Last week, it was revealed that holiday firm Pontins had been institutionally discriminating against Traveller communities, by using a 'blacklist' of Irish surnames. Professor Louise Ryan and Professor Don MacRaild, of the Centre for Global Diversities and Inequalities at London Metropolitan University, explain how this links to Britain's long history of anti-Irish and anti-Traveller discrimination.
In the context of the pandemic, the government has suggested we plan holidays in Britain this summer. However, the news that Pontins, the iconic British holiday firm, had an embargo on guests with Irish names and/or Irish accents, suggests that ‘staycations’ may not be viable for everyone. This incident reveals the enduring reality of anti-Irish prejudice in British society as well as the prevalence of unashamed anti-Traveller discrimination.
Pontins’ list of 40 Irish surnames, including some of the most common names in Ireland, such as Murphy, was printed on a document that bizarrely featured a Gandalf-like wizard, declaring: “YOU SHALL NOT PASS”. After a whistleblower revealed the list, Pontins sought to justify their actions as an attempt to bar guests from Traveller backgrounds as if, somehow, that was a justifiable explanation.
This incident may shock many people who consider anti-Irish hostility to be a thing of the distant past. However, for many Travellers, such blatant racism is all too familiar and “a fact of their daily lives” according to Baroness Sal Brinton, Patron of the Traveller Movement. As Yvonne MacNamara, Chief Executive of the Traveller Movement, has said: “We’ve heard holiday camps do this sort of thing all the time”. What is unusual in the Pontins case is not that they discriminated against Travellers, but that they were so publicly exposed and condemned for their actions.
The Pontins incident shines a rare spotlight on issues that often play out at the margins of society. According to data from the Westminster Parliament, Travellers, along with Gypsies and Roma, are among the most disadvantaged people in the country. The health status of Gypsies and Travellers is much poorer than that of the general population and life expectancy is 10 to 12 years less than non-Travellers. Pupils from Gypsy or Roma backgrounds, and those from a Traveller or Irish Heritage background, “had the lowest attainment of all ethnic groups throughout their school years”.

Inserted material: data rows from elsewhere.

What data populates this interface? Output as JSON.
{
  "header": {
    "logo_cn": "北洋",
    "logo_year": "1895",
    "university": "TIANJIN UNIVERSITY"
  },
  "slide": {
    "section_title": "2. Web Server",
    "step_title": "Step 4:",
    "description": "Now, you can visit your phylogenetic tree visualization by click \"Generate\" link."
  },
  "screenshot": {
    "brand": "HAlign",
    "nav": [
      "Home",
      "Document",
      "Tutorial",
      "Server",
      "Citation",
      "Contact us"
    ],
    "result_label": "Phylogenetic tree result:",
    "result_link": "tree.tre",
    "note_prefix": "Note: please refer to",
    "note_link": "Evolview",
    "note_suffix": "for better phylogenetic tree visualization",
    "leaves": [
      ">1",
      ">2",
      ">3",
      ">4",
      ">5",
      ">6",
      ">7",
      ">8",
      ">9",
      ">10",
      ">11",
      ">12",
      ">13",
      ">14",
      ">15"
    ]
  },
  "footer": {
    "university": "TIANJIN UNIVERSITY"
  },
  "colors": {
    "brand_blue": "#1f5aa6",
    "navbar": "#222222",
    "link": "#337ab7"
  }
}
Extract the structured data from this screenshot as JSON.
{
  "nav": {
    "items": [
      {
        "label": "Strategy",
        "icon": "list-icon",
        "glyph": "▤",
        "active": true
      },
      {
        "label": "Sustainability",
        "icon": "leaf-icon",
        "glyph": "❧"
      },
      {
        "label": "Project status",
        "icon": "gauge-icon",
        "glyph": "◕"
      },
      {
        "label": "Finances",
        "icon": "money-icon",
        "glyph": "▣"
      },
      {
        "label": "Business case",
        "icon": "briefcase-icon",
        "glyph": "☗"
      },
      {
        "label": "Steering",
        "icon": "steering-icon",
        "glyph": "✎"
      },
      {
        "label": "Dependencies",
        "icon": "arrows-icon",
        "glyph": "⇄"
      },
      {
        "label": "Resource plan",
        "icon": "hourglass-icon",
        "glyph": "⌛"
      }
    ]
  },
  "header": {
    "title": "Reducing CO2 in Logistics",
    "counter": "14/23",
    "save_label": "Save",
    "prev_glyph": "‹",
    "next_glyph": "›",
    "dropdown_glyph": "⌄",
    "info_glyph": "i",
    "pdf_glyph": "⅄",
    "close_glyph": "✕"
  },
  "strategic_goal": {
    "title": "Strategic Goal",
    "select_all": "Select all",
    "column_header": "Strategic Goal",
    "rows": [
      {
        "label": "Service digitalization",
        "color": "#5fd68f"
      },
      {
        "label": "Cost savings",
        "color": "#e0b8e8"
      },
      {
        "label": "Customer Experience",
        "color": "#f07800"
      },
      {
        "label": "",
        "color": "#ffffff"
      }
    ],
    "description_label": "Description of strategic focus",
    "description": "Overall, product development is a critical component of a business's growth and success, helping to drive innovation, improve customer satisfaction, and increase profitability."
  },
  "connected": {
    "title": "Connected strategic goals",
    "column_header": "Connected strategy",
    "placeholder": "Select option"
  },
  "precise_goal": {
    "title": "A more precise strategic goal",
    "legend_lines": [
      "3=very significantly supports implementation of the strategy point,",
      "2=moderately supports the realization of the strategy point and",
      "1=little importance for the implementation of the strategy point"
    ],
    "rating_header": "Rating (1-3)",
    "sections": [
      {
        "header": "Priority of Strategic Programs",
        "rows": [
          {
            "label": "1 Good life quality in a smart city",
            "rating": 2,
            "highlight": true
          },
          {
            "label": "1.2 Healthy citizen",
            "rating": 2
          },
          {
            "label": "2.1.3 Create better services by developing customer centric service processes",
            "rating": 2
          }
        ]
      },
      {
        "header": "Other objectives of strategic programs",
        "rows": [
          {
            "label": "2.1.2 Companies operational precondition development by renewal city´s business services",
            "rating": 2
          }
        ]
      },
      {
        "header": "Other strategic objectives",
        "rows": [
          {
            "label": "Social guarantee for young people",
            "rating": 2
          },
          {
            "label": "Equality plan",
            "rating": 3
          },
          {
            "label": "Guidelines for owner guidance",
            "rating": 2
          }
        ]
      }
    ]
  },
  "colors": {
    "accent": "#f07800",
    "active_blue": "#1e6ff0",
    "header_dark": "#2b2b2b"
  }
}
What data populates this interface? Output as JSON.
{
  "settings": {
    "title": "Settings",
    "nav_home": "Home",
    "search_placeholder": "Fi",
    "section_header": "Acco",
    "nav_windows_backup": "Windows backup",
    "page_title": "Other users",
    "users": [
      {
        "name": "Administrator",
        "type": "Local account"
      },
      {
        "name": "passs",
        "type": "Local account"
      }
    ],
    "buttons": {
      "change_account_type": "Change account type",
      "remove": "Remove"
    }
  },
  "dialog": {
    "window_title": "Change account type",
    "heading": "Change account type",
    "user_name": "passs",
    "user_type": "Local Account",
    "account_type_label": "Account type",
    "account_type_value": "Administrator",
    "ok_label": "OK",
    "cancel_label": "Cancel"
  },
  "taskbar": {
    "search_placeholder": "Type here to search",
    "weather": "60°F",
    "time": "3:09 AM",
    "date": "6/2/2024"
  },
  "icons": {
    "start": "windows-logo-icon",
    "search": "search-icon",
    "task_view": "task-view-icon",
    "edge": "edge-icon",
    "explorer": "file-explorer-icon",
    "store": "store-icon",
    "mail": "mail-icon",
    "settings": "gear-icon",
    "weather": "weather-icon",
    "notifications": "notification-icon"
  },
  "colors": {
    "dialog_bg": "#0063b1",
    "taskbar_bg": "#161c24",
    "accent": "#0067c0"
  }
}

Gypsies and some Traveller ethnicities are recognised in law as ethnic groups protected against discrimination by the Equality Act 2010. Although recognised as a distinct group in the 2011 census for the first time, nomadic lifestyles make numbers hard to calculate, but Gypsies and Travellers are estimated at between 100,000 and 300,000, while European migrant Roma are estimated to be around 200,000 in the UK. While all these groups have “historically been persecuted across Europe”, the situation in modern-day Britain remains concerning. There is solid evidence of persistent discrimination, of which Pontins is just one example.
What is also noteworthy about the Pontins incident, is how Irish markers of identity such as names and accents were used to identify Travellers. Just as many Romanian migrants in Britain are horrified to be mistaken for Roma, so too many Irish people may be outraged at being lumped together in a category with Irish Travellers. But it would be well to remind all of us that Irish migrants (Traveller and non-Traveller) were subjected to these forms of blatant discrimination in the not too distant past.
Throughout the 1800s, Irish migrants arriving in Britain were confronted with advertisements and signs declaring that Irish people should not apply for jobs. For example, a notice in the Morning Advertiser on 1st June 1826 stated: “Wanted a thorough servant… must be clean in person and work and an early riser. No Irish need apply”. Such examples were not unusual. Analysis of newspapers has uncovered evidence of thousands of advertisements in the 19th and 20th centuries explicitly and unashamedly barring Irish applicants. In the mid-19th century, the leading Irish politician Daniel O’Connell launched an attack on the prevalence of such discrimination and blamed the Tories for fomenting anti-Irish hatred. However, such anti-Irish prejudice was not confined to the 19th century. Evidence from oral history research has revealed many eye-witness accounts of seeing the infamous signs declaring “vacancies but No Irish” and “No Irish Need Apply” throughout the early to mid-twentieth century. Moreover, many Irish migrants faced overt hostility and suspicion during the decades of ‘the Troubles’ in Northern Ireland and the IRA bombing campaigns in Britain.
While the experiences of Irish migrants in Britain today and the specific experiences of Travellers are certainly not identical, the Pontins’ story reveals the blurry boundaries that exist between both groups, especially when it comes to perceived markers of identity like names and accents. It is the combination of the group, and their exclusion by Irish surnames, that completes the circle from “No Irish Need Apply” to “You Shall Not Pass”. While Irish people in Britain are outraged by the Pontins incident, we also need to seize this opportunity and mobilise that energy, to confront head-on the persistent discrimination against Travellers.
Image by Pattie via Flickr